Items from an interface collection
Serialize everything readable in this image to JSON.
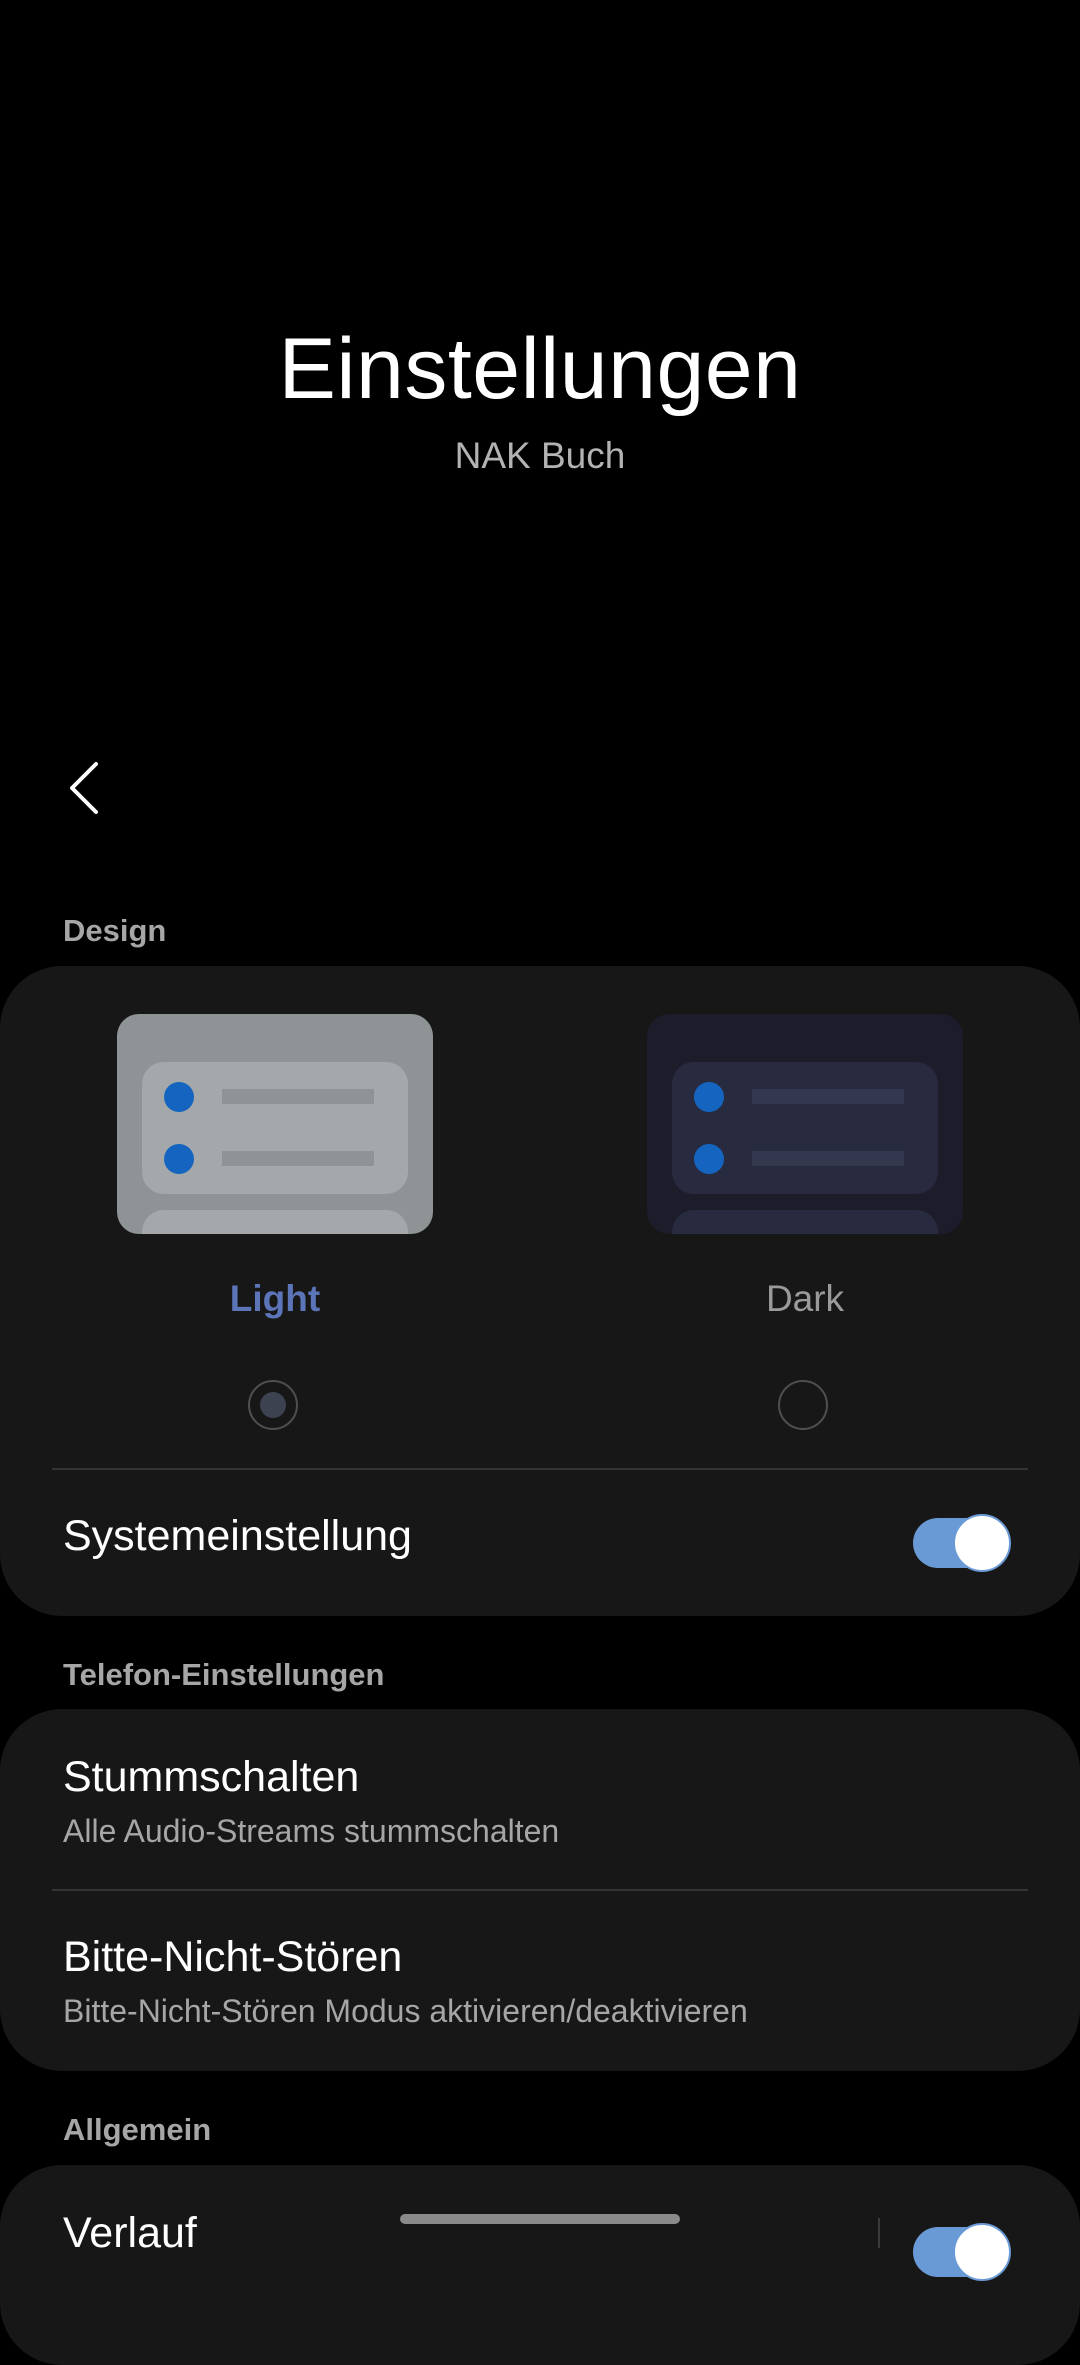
{
  "header": {
    "title": "Einstellungen",
    "subtitle": "NAK Buch"
  },
  "nav": {
    "back_icon": "chevron-left-icon"
  },
  "design": {
    "section_label": "Design",
    "themes": [
      {
        "label": "Light",
        "selected": true,
        "label_color": "#5c74b8"
      },
      {
        "label": "Dark",
        "selected": false,
        "label_color": "#9a9a9a"
      }
    ],
    "system_setting": {
      "label": "Systemeinstellung",
      "enabled": true
    }
  },
  "phone_settings": {
    "section_label": "Telefon-Einstellungen",
    "items": [
      {
        "title": "Stummschalten",
        "subtitle": "Alle Audio-Streams stummschalten"
      },
      {
        "title": "Bitte-Nicht-Stören",
        "subtitle": "Bitte-Nicht-Stören Modus aktivieren/deaktivieren"
      }
    ]
  },
  "general": {
    "section_label": "Allgemein",
    "items": [
      {
        "title": "Verlauf",
        "enabled": true
      }
    ]
  },
  "colors": {
    "accent": "#6a9ad5",
    "background": "#000000",
    "card": "#171717"
  }
}
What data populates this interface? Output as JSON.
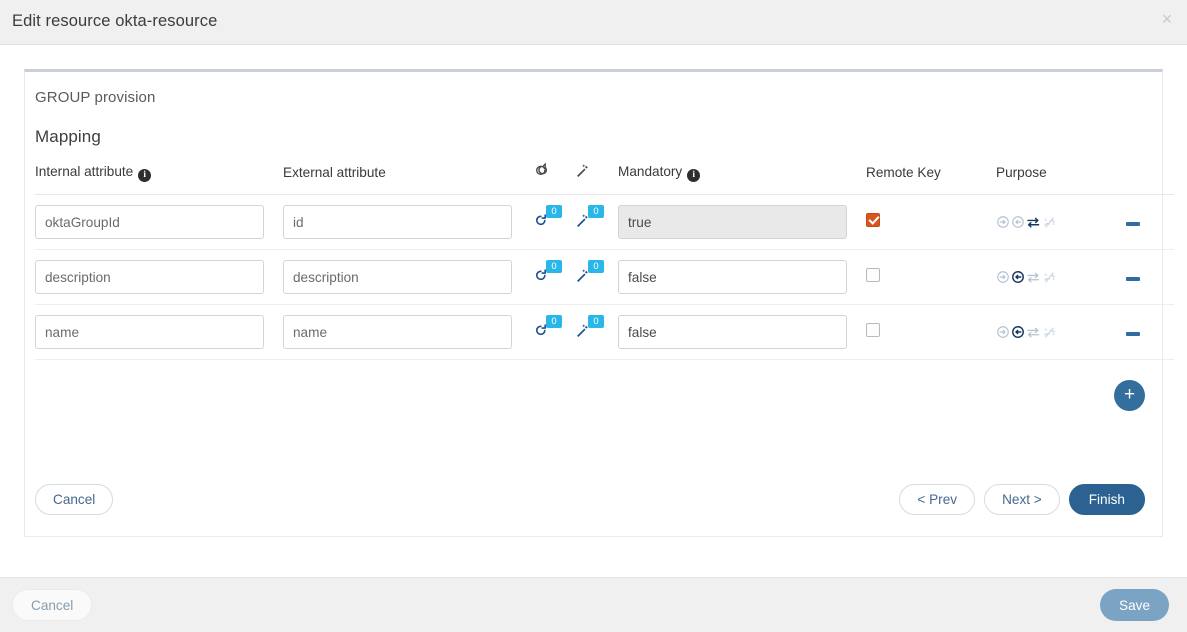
{
  "header": {
    "title": "Edit resource okta-resource",
    "close_label": "×"
  },
  "panel": {
    "provision_title": "GROUP provision",
    "section_title": "Mapping"
  },
  "table": {
    "headers": {
      "internal": "Internal attribute",
      "external": "External attribute",
      "refresh_icon": "refresh-icon",
      "wand_icon": "magic-wand-icon",
      "mandatory": "Mandatory",
      "remote_key": "Remote Key",
      "purpose": "Purpose",
      "info_glyph": "i"
    },
    "rows": [
      {
        "internal": "oktaGroupId",
        "external": "id",
        "refresh_badge": "0",
        "wand_badge": "0",
        "mandatory": "true",
        "mandatory_disabled": true,
        "remote_key_checked": true,
        "purpose_active_index": 2
      },
      {
        "internal": "description",
        "external": "description",
        "refresh_badge": "0",
        "wand_badge": "0",
        "mandatory": "false",
        "mandatory_disabled": false,
        "remote_key_checked": false,
        "purpose_active_index": 1
      },
      {
        "internal": "name",
        "external": "name",
        "refresh_badge": "0",
        "wand_badge": "0",
        "mandatory": "false",
        "mandatory_disabled": false,
        "remote_key_checked": false,
        "purpose_active_index": 1
      }
    ],
    "add_label": "+",
    "remove_label": "remove-row"
  },
  "wizard_footer": {
    "cancel": "Cancel",
    "prev": "< Prev",
    "next": "Next >",
    "finish": "Finish"
  },
  "bottom_bar": {
    "cancel": "Cancel",
    "save": "Save"
  },
  "colors": {
    "accent_blue": "#2c6291",
    "badge_cyan": "#29b6e8",
    "checkbox_orange": "#d9541e",
    "icon_blue": "#1d4f91",
    "panel_top_border": "#c9cedb",
    "save_disabled": "#7ba3c4"
  }
}
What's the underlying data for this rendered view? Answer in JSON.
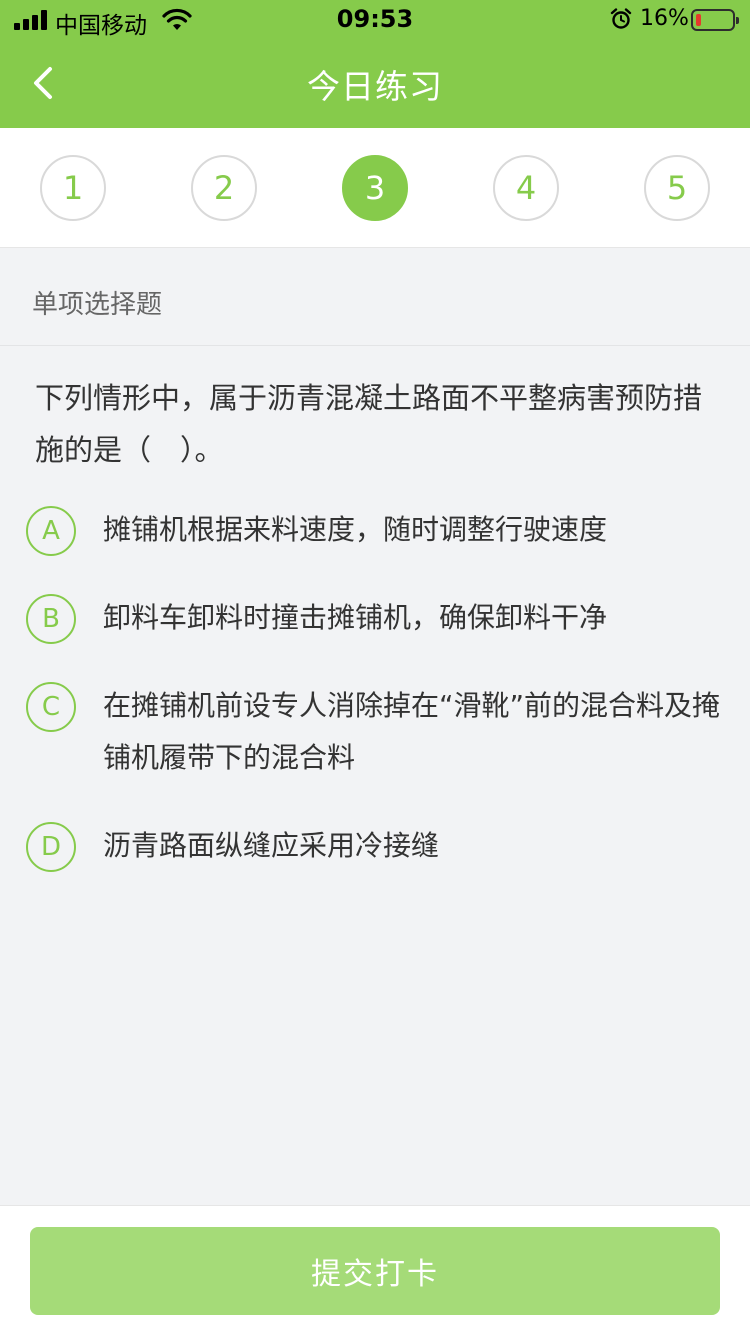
{
  "status_bar": {
    "carrier": "中国移动",
    "time": "09:53",
    "battery": "16%",
    "battery_level": 0.16
  },
  "nav": {
    "title": "今日练习",
    "back_icon": "chevron-left-icon"
  },
  "tabs": [
    {
      "label": "1",
      "active": false
    },
    {
      "label": "2",
      "active": false
    },
    {
      "label": "3",
      "active": true
    },
    {
      "label": "4",
      "active": false
    },
    {
      "label": "5",
      "active": false
    }
  ],
  "question": {
    "type": "单项选择题",
    "text": "下列情形中，属于沥青混凝土路面不平整病害预防措施的是（　）。",
    "options": [
      {
        "letter": "A",
        "text": "摊铺机根据来料速度，随时调整行驶速度"
      },
      {
        "letter": "B",
        "text": "卸料车卸料时撞击摊铺机，确保卸料干净"
      },
      {
        "letter": "C",
        "text": "在摊铺机前设专人消除掉在“滑靴”前的混合料及掩铺机履带下的混合料"
      },
      {
        "letter": "D",
        "text": "沥青路面纵缝应采用冷接缝"
      }
    ]
  },
  "submit_label": "提交打卡",
  "colors": {
    "accent": "#86cb4b",
    "button_disabled": "#a5db78",
    "battery_low": "#e53b2c"
  }
}
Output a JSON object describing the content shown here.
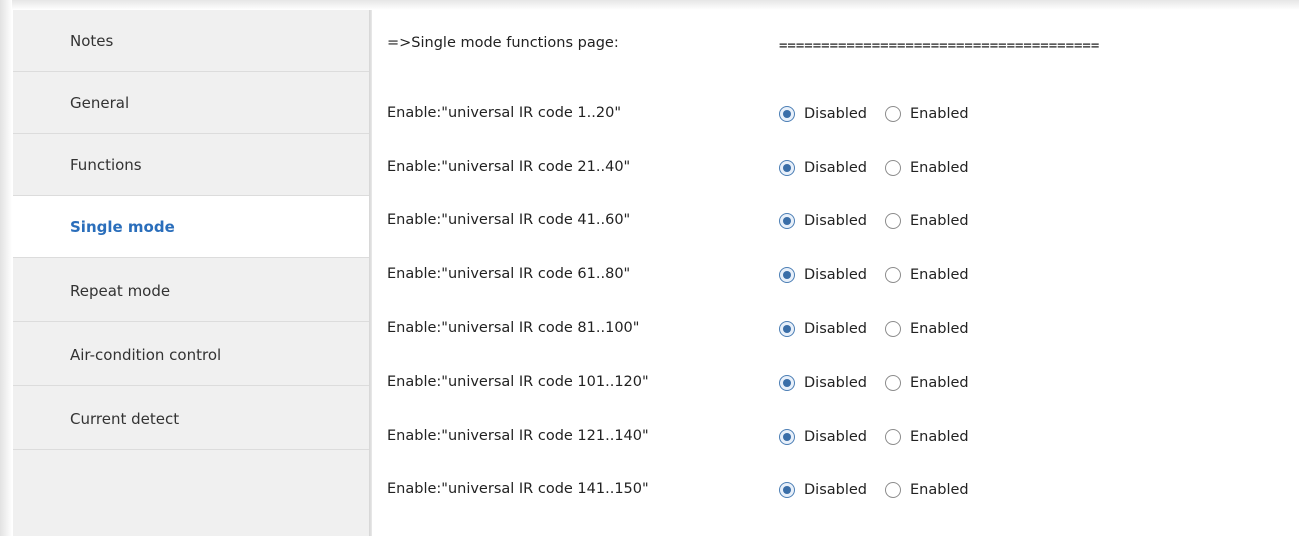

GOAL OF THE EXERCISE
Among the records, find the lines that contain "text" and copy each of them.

RESPONSE BOX
    "text": "下列情形中，属于沥青混凝土路面不平整病害预防措施的是（　）。",
        "text": "摊铺机根据来料速度，随时调整行驶速度"
        "text": "卸料车卸料时撞击摊铺机，确保卸料干净"
        "text": "在摊铺机前设专人消除掉在“滑靴”前的混合料及掩铺机履带下的混合料"
        "text": "沥青路面纵缝应采用冷接缝"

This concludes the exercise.